This is a full day of classes. Six sessions a day, with some special assignments. These were hands-on trainings where you shoot real guns, drive real cars, search real buildings, and blow off real doors. I was assigned to “Handgun Live Fire” and I want to go back to try “Building Search/Room Clearing,” “Pursuit Immobilization Technique (PIT),” “Wait Explosive Entry.” “Defense and Arrest Tactics.” FYI, this is where you learn to handcuff people, but I’ve already done that. At a Rocky Mountain Chapter or Mystery Writers of America workshop I handcuffed RMFW’s own Jedeane Macdonald. Only one problem, the handcuff keys were missing. No problem! We just took a field trip to the closest Fire Station and had them cut off.
Regular sessions included things like “Incognito, Exploring the Undercover Experience” (with a real undercover cop who busted drug dealers in New York City), “Blood Spatter” (with a real dummy that spatters blood when he’s struck in the head), “Arson Investigation” (where they actually teach you how to start a fire with three different accelerants), “Federal Law Enforcement,” “Prison Gangs,” “Dogs, Dogs, Dogs,” and the list goes on. Too much to do in one year.
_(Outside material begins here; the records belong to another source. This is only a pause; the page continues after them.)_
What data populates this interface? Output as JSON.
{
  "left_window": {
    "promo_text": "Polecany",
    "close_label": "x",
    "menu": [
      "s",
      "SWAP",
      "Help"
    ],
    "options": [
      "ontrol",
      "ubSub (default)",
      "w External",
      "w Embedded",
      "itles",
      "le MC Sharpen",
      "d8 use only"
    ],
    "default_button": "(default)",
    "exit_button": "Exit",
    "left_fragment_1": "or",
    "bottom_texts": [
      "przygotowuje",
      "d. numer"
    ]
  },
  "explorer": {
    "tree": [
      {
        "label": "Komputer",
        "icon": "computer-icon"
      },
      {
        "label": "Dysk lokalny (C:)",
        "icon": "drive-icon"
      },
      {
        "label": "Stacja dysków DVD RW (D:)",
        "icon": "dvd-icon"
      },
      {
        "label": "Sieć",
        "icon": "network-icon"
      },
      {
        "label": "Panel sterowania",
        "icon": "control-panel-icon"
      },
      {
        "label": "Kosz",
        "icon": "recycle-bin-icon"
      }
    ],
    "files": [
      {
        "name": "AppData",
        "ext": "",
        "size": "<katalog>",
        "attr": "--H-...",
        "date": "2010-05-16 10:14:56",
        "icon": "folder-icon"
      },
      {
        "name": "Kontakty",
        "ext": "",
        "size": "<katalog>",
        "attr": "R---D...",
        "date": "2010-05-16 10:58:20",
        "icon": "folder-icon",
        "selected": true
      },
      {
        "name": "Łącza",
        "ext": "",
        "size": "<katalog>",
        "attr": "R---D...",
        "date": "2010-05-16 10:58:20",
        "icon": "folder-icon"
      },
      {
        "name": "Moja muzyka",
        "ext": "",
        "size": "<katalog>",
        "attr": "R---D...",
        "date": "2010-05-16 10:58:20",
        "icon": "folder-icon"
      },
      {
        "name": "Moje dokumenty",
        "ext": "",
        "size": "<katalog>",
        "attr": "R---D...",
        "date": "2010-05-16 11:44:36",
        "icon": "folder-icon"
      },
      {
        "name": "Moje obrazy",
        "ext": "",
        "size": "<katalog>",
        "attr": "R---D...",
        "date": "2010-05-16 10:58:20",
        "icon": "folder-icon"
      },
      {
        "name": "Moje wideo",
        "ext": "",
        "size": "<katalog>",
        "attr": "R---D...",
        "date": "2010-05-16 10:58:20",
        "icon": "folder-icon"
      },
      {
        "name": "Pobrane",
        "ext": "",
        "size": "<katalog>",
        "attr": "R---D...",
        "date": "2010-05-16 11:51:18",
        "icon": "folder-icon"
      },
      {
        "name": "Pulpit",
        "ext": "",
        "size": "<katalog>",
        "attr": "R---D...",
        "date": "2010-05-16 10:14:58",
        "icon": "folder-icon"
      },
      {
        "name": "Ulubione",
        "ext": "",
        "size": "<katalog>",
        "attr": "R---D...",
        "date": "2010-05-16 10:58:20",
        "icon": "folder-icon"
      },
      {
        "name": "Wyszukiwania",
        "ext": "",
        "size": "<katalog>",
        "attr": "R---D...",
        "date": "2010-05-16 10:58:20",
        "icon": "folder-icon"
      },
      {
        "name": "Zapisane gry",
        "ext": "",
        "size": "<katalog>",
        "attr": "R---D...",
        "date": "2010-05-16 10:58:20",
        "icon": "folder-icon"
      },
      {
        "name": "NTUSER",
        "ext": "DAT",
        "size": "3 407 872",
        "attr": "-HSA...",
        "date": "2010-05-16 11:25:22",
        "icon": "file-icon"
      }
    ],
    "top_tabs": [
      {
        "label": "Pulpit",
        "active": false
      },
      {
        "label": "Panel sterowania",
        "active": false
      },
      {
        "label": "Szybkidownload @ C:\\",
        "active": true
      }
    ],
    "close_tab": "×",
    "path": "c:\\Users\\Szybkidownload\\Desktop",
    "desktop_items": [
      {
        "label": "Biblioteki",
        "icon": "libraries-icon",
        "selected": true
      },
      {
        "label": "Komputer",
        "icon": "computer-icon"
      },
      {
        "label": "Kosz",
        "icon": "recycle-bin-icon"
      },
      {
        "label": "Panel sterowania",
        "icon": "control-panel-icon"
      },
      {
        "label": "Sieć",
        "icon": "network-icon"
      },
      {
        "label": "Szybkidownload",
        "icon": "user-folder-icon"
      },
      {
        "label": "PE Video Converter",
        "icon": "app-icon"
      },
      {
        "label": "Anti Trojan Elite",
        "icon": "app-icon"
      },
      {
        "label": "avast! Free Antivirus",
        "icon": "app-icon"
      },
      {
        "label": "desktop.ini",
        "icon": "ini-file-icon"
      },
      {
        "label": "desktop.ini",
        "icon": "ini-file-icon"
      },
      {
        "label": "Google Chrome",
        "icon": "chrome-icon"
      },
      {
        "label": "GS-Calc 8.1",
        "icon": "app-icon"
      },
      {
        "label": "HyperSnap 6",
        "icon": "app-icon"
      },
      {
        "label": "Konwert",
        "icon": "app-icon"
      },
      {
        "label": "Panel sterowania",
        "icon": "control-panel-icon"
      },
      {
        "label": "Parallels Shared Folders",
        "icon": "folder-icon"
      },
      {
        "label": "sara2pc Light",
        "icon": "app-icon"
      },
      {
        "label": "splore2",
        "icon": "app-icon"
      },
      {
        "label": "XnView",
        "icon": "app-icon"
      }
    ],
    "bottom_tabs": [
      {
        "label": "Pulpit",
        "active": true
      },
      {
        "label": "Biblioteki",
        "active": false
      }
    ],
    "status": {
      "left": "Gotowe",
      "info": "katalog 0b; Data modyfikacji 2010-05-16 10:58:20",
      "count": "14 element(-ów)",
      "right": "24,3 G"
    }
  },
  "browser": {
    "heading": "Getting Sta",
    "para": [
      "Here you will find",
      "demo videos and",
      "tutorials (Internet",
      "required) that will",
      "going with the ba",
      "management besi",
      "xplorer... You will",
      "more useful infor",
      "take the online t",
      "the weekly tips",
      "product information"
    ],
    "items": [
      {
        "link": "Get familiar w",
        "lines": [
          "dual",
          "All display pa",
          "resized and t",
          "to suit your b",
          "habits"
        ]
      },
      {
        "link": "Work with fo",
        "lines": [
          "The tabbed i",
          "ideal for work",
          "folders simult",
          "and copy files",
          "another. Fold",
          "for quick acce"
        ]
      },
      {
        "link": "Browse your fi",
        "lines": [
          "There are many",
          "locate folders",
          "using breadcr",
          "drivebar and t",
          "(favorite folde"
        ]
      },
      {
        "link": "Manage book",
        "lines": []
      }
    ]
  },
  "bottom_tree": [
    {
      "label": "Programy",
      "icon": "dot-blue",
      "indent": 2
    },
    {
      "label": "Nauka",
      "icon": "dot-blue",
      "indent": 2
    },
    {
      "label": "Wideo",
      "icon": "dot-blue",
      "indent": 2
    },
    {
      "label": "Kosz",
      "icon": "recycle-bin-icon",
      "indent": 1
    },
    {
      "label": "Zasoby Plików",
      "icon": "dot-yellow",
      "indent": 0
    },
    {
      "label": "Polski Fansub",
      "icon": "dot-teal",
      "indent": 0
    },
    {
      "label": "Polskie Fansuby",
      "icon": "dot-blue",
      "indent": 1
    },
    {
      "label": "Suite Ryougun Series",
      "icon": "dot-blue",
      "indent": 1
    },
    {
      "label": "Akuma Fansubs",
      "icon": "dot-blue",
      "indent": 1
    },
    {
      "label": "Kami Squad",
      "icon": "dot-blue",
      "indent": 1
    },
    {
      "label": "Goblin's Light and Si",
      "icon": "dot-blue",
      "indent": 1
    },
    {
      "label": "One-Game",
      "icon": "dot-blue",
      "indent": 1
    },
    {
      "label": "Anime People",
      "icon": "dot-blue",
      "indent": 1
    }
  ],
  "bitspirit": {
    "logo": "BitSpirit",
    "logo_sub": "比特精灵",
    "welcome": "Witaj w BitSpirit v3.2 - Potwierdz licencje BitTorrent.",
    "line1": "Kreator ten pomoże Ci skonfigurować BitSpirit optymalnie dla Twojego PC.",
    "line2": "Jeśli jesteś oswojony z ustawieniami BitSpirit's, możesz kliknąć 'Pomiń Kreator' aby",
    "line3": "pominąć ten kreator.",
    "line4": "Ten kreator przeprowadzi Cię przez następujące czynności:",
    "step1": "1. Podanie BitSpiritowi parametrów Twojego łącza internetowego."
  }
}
Too much to do in two years.
I was assigned to “Shoot, Don’t Shoot.” This was a special setting with a simulator that presented various scenarios the cops might encounter. I went first, with a partner, and we were called to a building with an intruder. We had no idea what we’d encounter, then a guy came out of the front door shooting. I fired three shots. My partner emptied his gun. Neither of us got shot. 15 rounds were fired, and only one shot connected, bringing the bad guy down—mine!
Other scenarios included a domestic dispute, an attack on an electrical transfer station, a attempted mugging in Central Park, an encounter when off-duty… Here’s what I learned:
- Shoot until the danger is neutralized.
- Shoot if there is eminent danger to you or others.
- If you empty your gun when it’s not necessary, you may find you’re out of ammo and still facing danger.
- I want one of these simulators!!
Tami Hoag ran the live auction, and there was one item of note. Dr. Katherine Ramsland, an expert on serial killers and author of CONFESSION OF A SERIAL KILLER: THE UNTOLD STORY OF DENNIS RADER, offered a “personalized (to the winner) drawing, done by and signed by Rader, of one of his crime scenes.” Most people know this man as the BTK killer, an acronym he gave himself which stands for “Bind, Torture, and Kill.” No doubt the sketch will be a collector’s item. And, he fancies himself a poet, so it might even come with prose. Yet… It drew a final bid of over $800. Writers are a strange lot! Now, I’m fascinated by serial killers, and I’ve studied a lot of them, but I can’t imagine having something with such negative energy in my home. I actually went out to see if I could find an example on line and couldn’t actually bring myself to cut and paste one here. They’re just too creepy. Interested, here’s a link.
I was ready to come home, and yet I attended the debriefing. Lee Lofland, the writer and ex-cop who put WPA together, led a rousing Q&A session with all of the guest presenters that had attendees rolling in the aisle.
WPA Cost: $395 registration; $20 t-shirt; $55 banquet; $500 (approximate) hotel bill; $30 in extra meals; $600 travel (approximate)